The series dropped Jan. 1 and made it to the No. 1 TV show on Netflix right now. Without giving too much away, Giancarlo Esposito plays Ray Vernon (aka Leo Pap), the ringleader of a group plotting a multibillion-dollar job while settling an old score. Every episode tells a chunk of the story, focusing on Vernon's motivations, or the planning of the heist, or what unfolds in the aftermath. The segments come in whichever random order Netflix decides to deliver them to you (with the exception of the actual heist serving as the final episode). 

This isn't the first time Netflix has experimented with nonlinear storytelling. In 2018, Black Mirror: Bandersnatch offered a choose-your-own-adventure take on a film about a computer programmer. The following year, viewers got to make decisions for adventurer Bear Grylls in You vs. Wild.

Kaleidoscope's episodes are named for different colors, no doubt a nod to the series' name, but also a way to easily track what order you're watching and compare with friends. You aren't obligated to watch the way Netflix suggests. Here's what you need to know about how to watch Kaleidoscope. 

And if you've powered through and need some help sorting out what happened, here's the ending explained

Do I need to pick an order?

Not necessarily. If you hit play on the show, you'll see a quick primer on how it works, and then launch straight into the episodes. They can come in any order, with the exception of White, which is the heist itself, and is structured to be the series finale. That said, if you want to pick an order for yourself, you can. 

How do I watch it chronologically?

In the spirit of the show, I'm going to skimp on episode descriptions as not to spoil anything. If you decide to watch Kaleidoscope chronologically, the episode order goes like this, starting with a young Vernon 24 years before the heist: 

  • Violet (24 years before the heist).
  • Green (7 years before).
  • Yellow (6 weeks before).
  • Orange (3 weeks before).
  • Blue (5 days before).
  • White (the heist).
  • Red (the morning after).
  • Pink (6 months after).
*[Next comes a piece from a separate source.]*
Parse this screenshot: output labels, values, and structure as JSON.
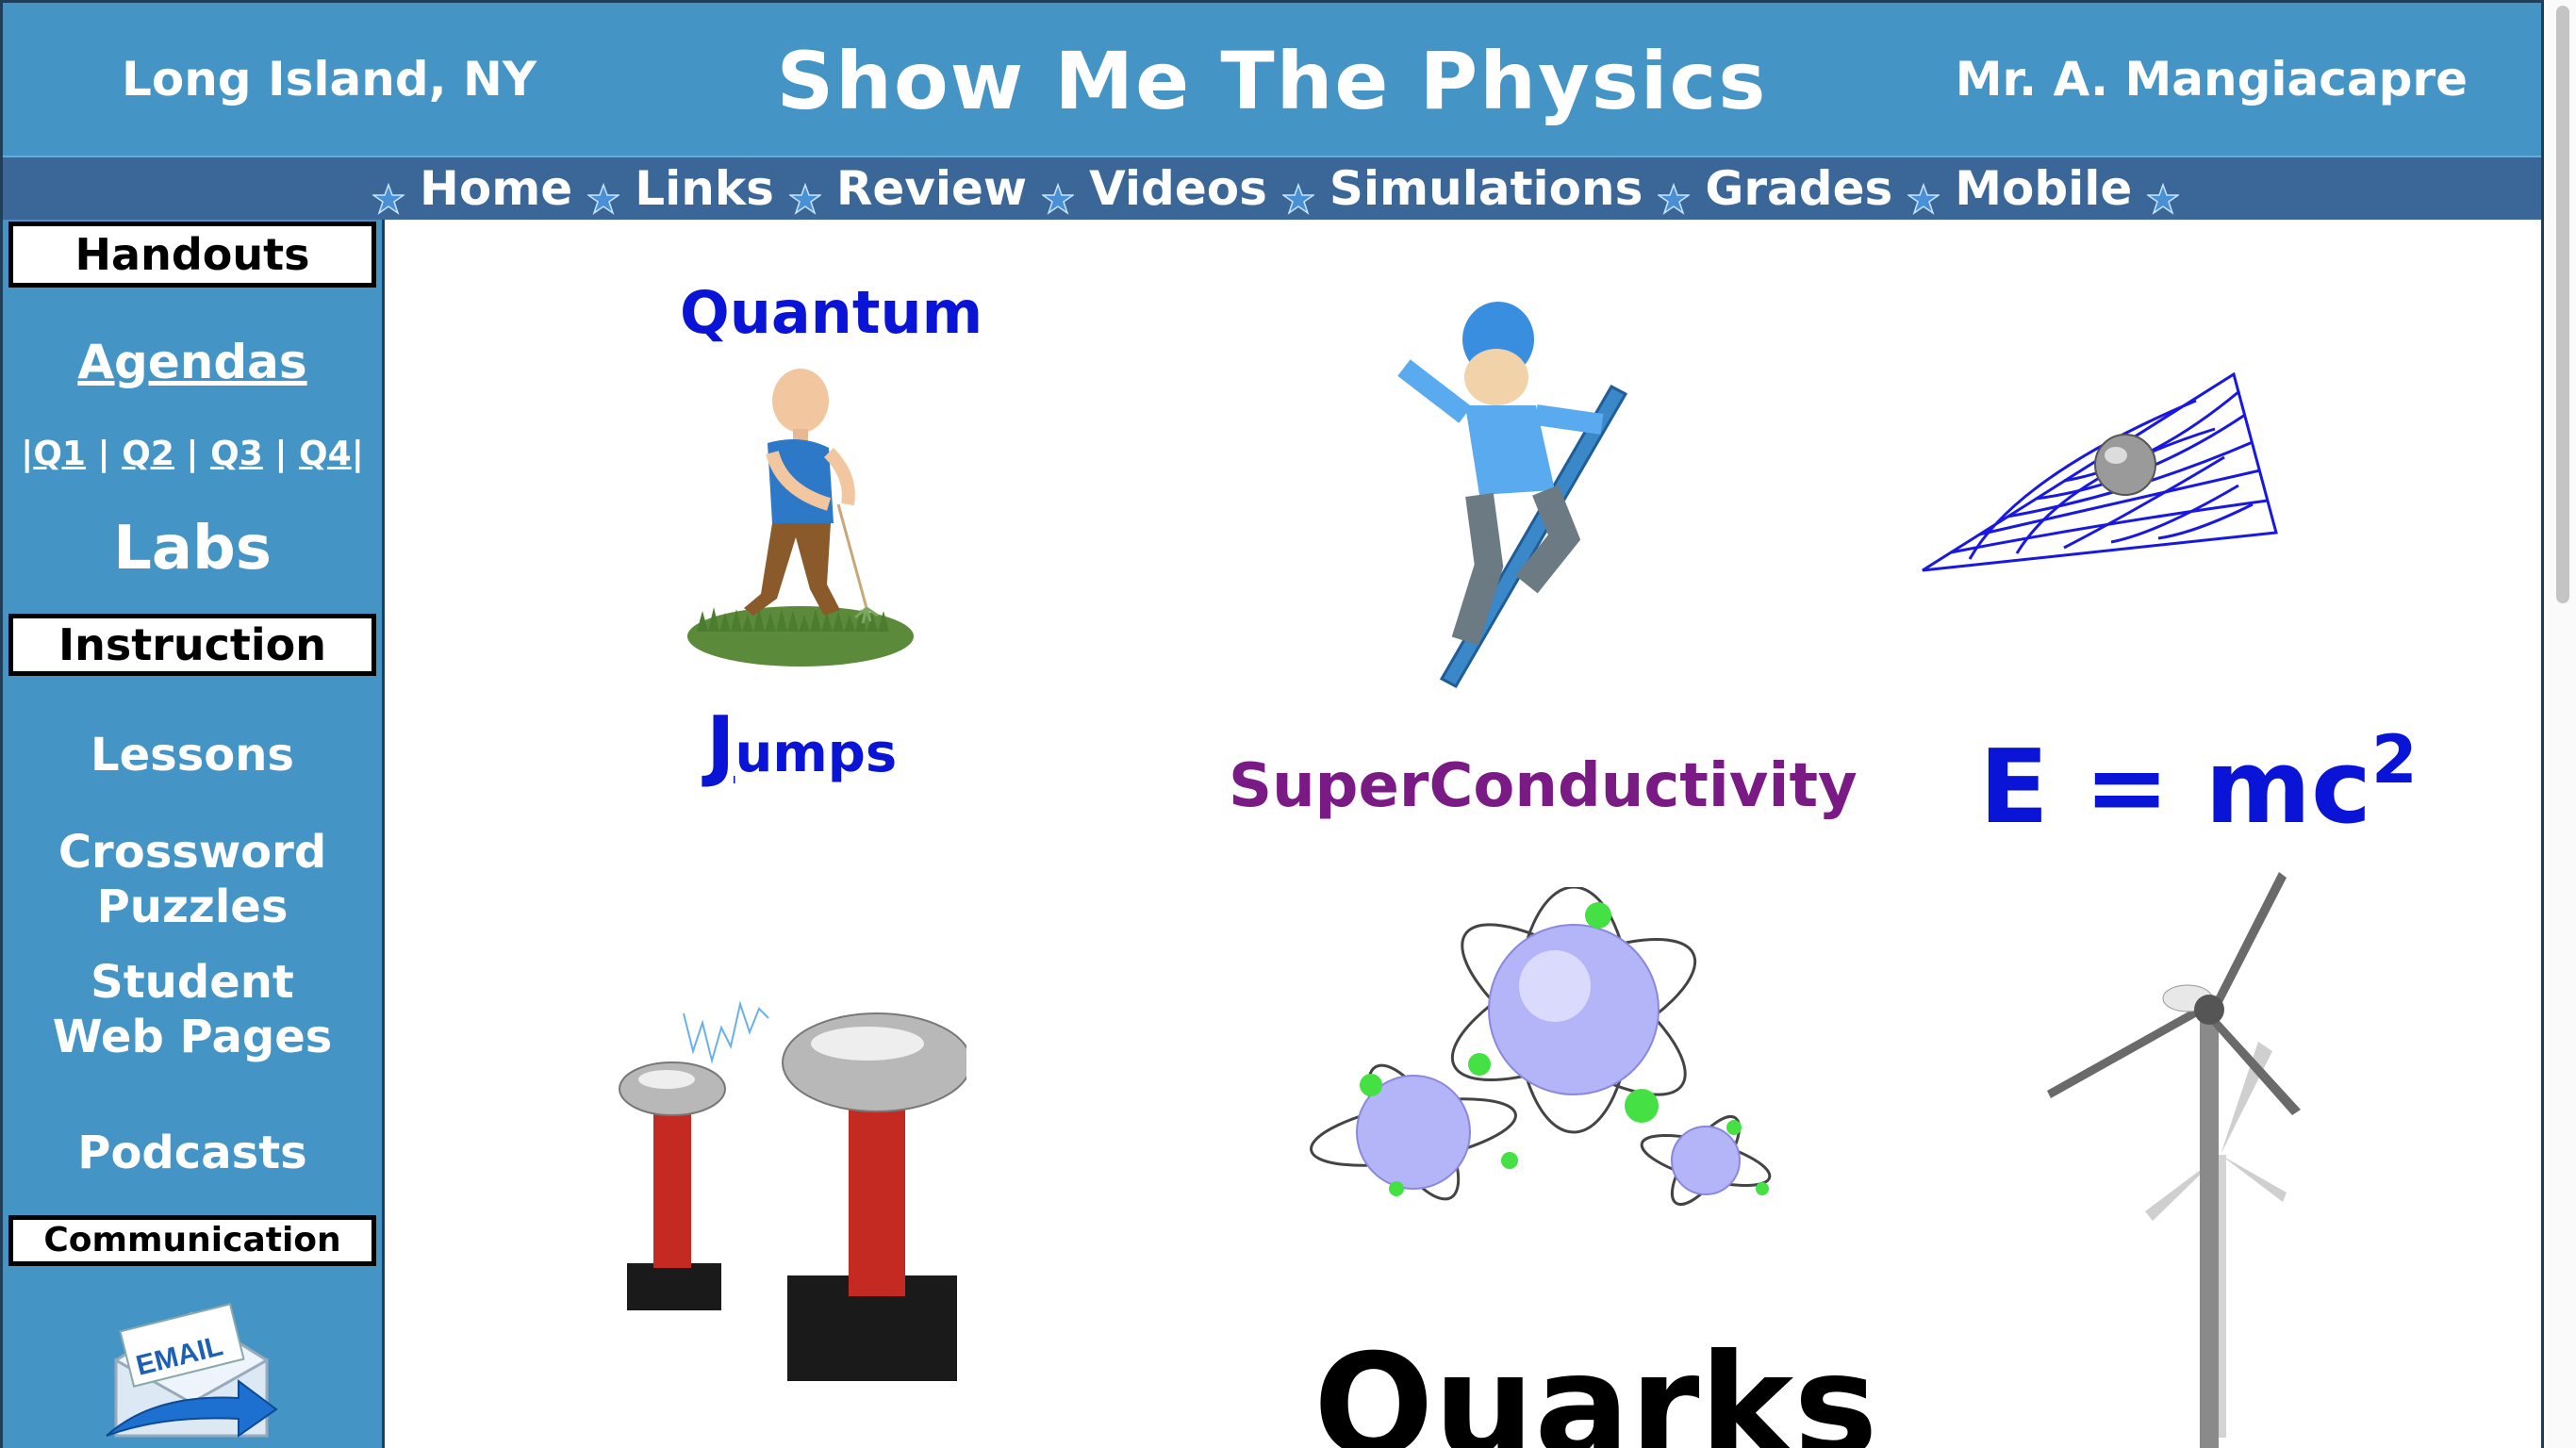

If you decide to go this route, however, know that any big finale twists will hit in the White episode. 

Are there alternative ways to watch?

If everyone has been doing the math correctly, seven episodes, with no repeats, that can be watched in any order should yield more than 5,000 options (there are even more options if you don't watch White last). How many of those watch orders you want to try is between you and your calendar. 

Netflix tweeted some order suggestions, if you're interested in watching Kaleidoscope as a Quentin Tarantino film -- ostensibly a reference to nonlinear Tarantino films like Pulp Fiction -- (Blue, Green, Yellow, Orange, Violet, Pink, White, Red) or like a classic detective story (Orange, Green, Violet, Red, Yellow, Blue, White, Pink).

You could go rogue and follow the colors of the rainbow (Red, Orange, Yellow, Green, Blue, Violet, Pink). Or, you could start with the big heist right off the bat, if you're feeling particularly rebellious. 

What are viewers suggesting on social media?

Unsurprisingly, lots of folks are talking about the episode order they chose and which order is the best.

How did you watch it, person writing this article? 

How thoughtful of you to ask. My order, as dictated by Netflix, was:

  • Green.
  • Yellow.
  • Violet.
  • Orange.
  • Blue.
  • Red.
  • Pink.
  • White.

Oddly enough, my best friend's Netflix account gave her this exact order. For me, this approach got off to a strong start, but having Orange and Blue, and then Red and Pink meant two sets of episodes in chronological order, with relatively small time jumps in between. In that section, I could feel my attention waning somewhat. Watching this show chronologically feels like missing the point. If I could go back and watch in a different order, I'd bump up Red (but leave Pink where it is) and flip Yellow and Green, as I think Yellow would be the strongest episode to start. 

So, like this: 

  • Yellow.
  • Green.
  • Violet.
  • Orange.
  • Red.
  • Blue.
  • Pink.
  • White.